My recollection is that heart, the organ, was associated with mind and will, and liver was associated with emotion/feeling.
So if you're going to the original text, you want to replace "heart" with "brain" and "liver" with "heart" to transpose to our own idioms . . . (No, I don't offhand know if that applies ot the myth of Prometheus too.)

One of the things my own rabbi emphasizes frequently is that we really don't know what the idioms or connotation of a lot of the vocabulary was.
Fred A Levy Haskell: Fredcritter eyes onlyfredcritter on December 20th, 2006 02:53 am (UTC)

Interesting point about Prometheus. I probably wouldn't have thought to ponder that.

That's especially true of Tehilim, since some of them are apparently the oldest stuff in the canon, and, IIRC, it contains the highest percentage of "one use" words (I forget the precise term for them at the moment—words [particularly archaic words] that are not found elsewhere in the Tanach and which therefore allow no contextual triangulation of meaning).

et in Arcadia egobooapostle_of_eris on December 20th, 2006 03:02 am (UTC)
The assignment of abstract functions to organs also has to do with one of the passages which troubles me the most, the repetitive "and the Lord hardened Pharoh's heart." Especially since repetition is such a big deal with interpretation.
I need to check with someone with some genuine scholarship, but as far as I can tell, the translation into toe way we speak would be more along the lines of " . . . hardened Pharoh's resolve." Which doesn't directly deal with the problems, but does make it look distinctly different.
Matthew B. Tepper: Caricature sillyasimovberlioz on December 18th, 2006 08:52 pm (UTC)
I said kidneys, diddle I?
Fred A Levy Haskell: Fredcritter eyes onlyfredcritter on December 20th, 2006 02:54 am (UTC)
Same joke, different punchline?
skzbrustskzbrust on December 19th, 2006 07:12 am (UTC)
Fred, willl you be at my son's wedding? I really, REALLY want to do music with you.
Fred A Levy Haskell: Fredcritter eyes onlyfredcritter on December 20th, 2006 02:56 am (UTC)

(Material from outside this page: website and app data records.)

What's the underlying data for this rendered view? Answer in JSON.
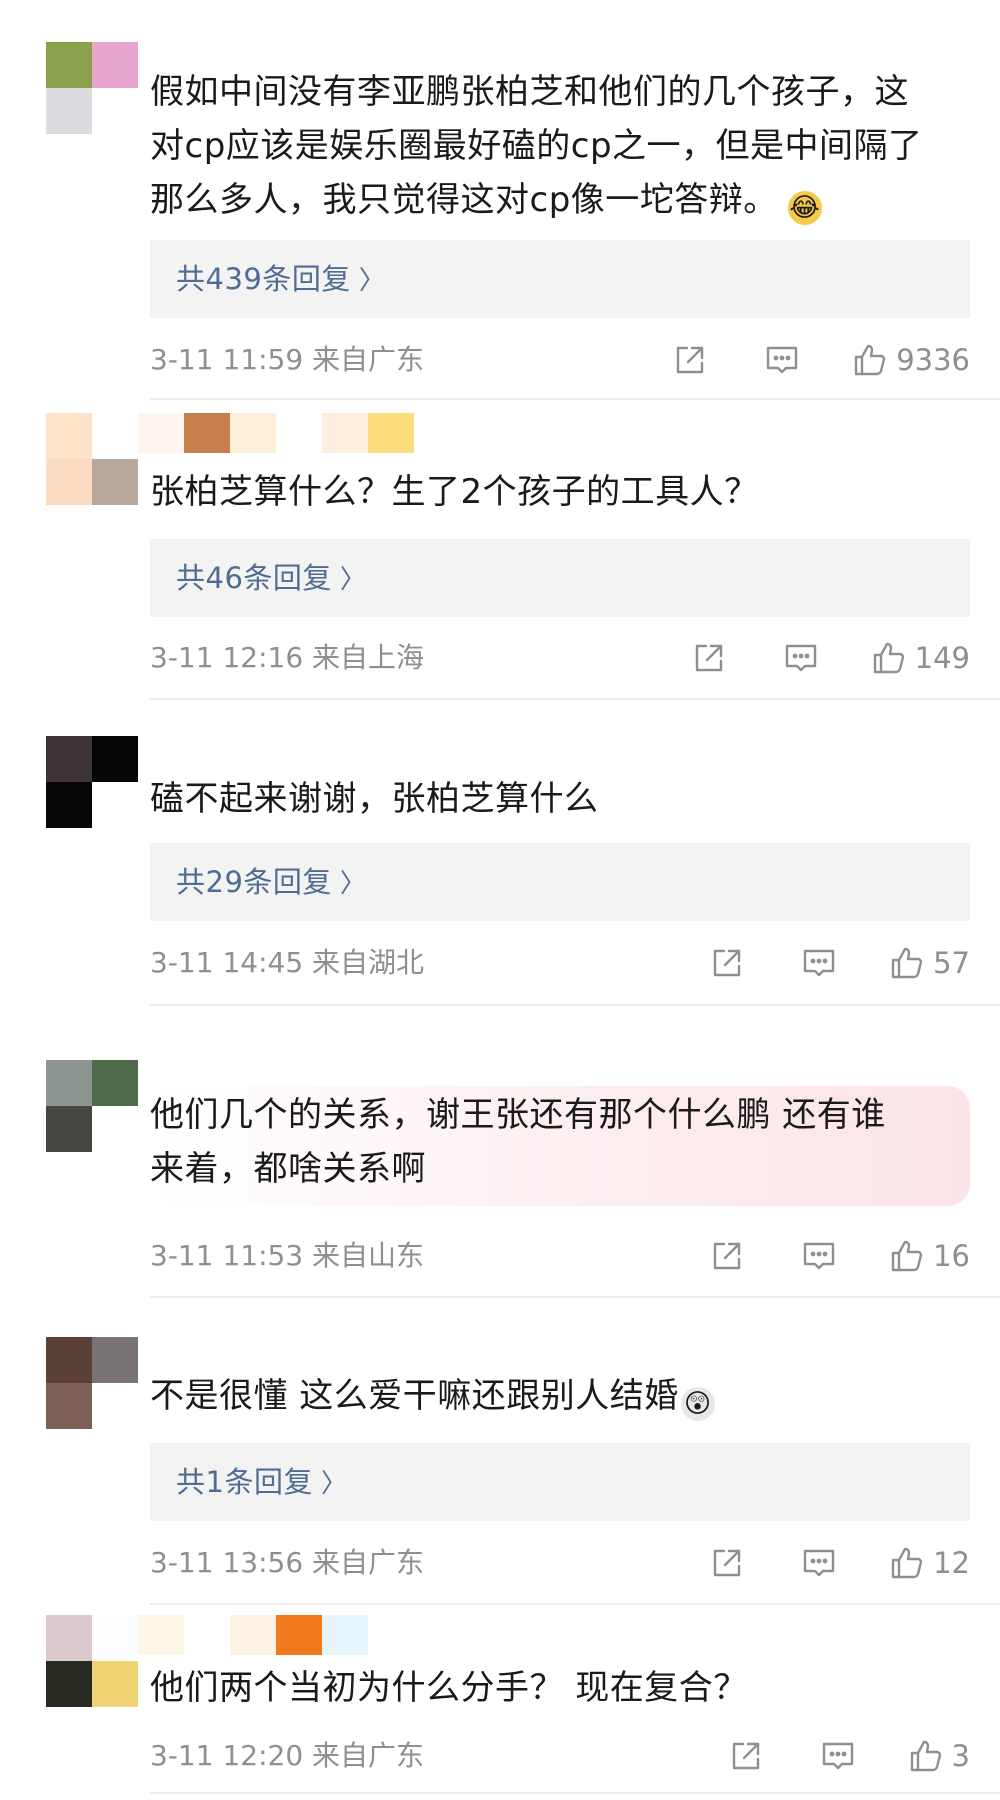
{
  "comments": [
    {
      "text_lines": [
        "假如中间没有李亚鹏张柏芝和他们的几个孩子，这",
        "对cp应该是娱乐圈最好磕的cp之一，但是中间隔了",
        "那么多人，我只觉得这对cp像一坨答辩。"
      ],
      "emoji": "laughing-crying-emoji",
      "replies_label": "共439条回复",
      "timestamp": "3-11 11:59",
      "location": "来自广东",
      "likes": "9336",
      "avatar_colors": [
        "#8aa04a",
        "#e8a6cf",
        "#dedbe0",
        "#ffffff"
      ]
    },
    {
      "text_lines": [
        "张柏芝算什么？生了2个孩子的工具人？"
      ],
      "replies_label": "共46条回复",
      "timestamp": "3-11 12:16",
      "location": "来自上海",
      "likes": "149",
      "avatar_colors": [
        "#fde4c8",
        "#ffffff",
        "#fcdcc0",
        "#b8a89c"
      ]
    },
    {
      "text_lines": [
        "磕不起来谢谢，张柏芝算什么"
      ],
      "replies_label": "共29条回复",
      "timestamp": "3-11 14:45",
      "location": "来自湖北",
      "likes": "57",
      "avatar_colors": [
        "#3d3236",
        "#050505",
        "#070707",
        "#ffffff"
      ]
    },
    {
      "text_lines": [
        "他们几个的关系，谢王张还有那个什么鹏 还有谁",
        "来着，都啥关系啊"
      ],
      "timestamp": "3-11 11:53",
      "location": "来自山东",
      "likes": "16",
      "avatar_colors": [
        "#8c958f",
        "#4f6b4c",
        "#474743",
        "#ffffff"
      ]
    },
    {
      "text_lines": [
        "不是很懂 这么爱干嘛还跟别人结婚"
      ],
      "emoji": "surprised-emoji",
      "replies_label": "共1条回复",
      "timestamp": "3-11 13:56",
      "location": "来自广东",
      "likes": "12",
      "avatar_colors": [
        "#5b4135",
        "#787277",
        "#7d5f55",
        "#ffffff"
      ]
    },
    {
      "text_lines": [
        "他们两个当初为什么分手？ 现在复合？"
      ],
      "timestamp": "3-11 12:20",
      "location": "来自广东",
      "likes": "3",
      "avatar_colors": [
        "#dbc9cd",
        "#fcfdff",
        "#262a21",
        "#f2d374"
      ]
    }
  ],
  "icons": {
    "share": "share-icon",
    "comment": "comment-icon",
    "like": "thumbs-up-icon"
  },
  "colors": {
    "reply_link": "#4e6d92",
    "meta_gray": "#8f8f8f",
    "reply_bg": "#f3f3f3"
  }
}
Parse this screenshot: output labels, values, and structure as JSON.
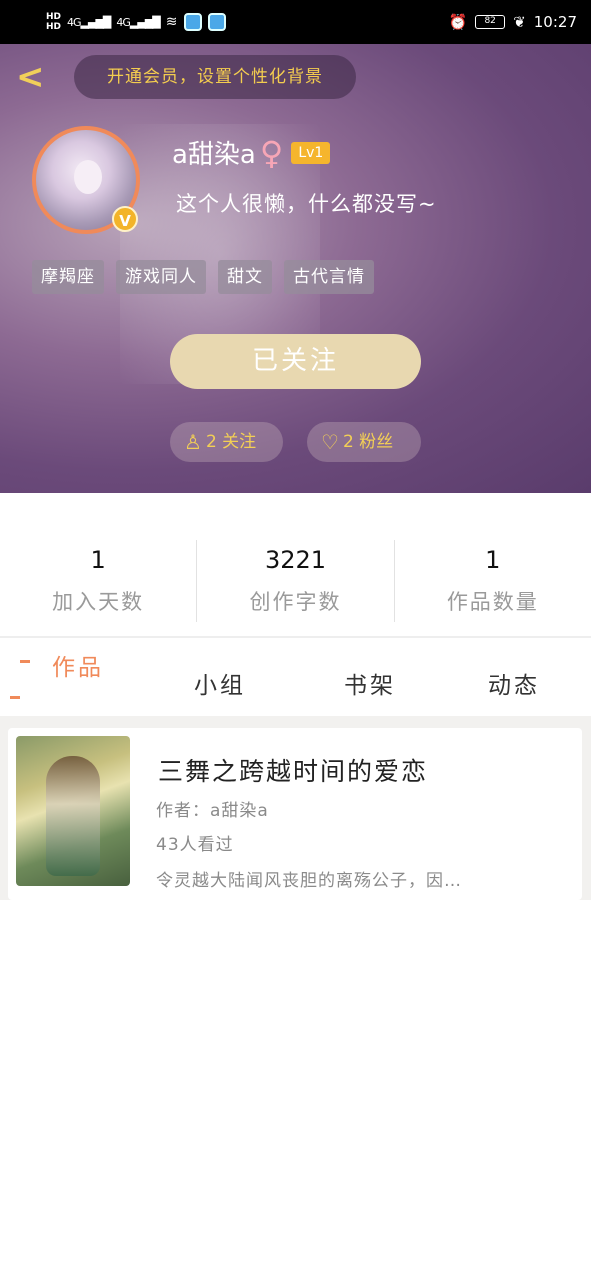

Man, talk about idiom shift

Most likely. We'll see. Me too.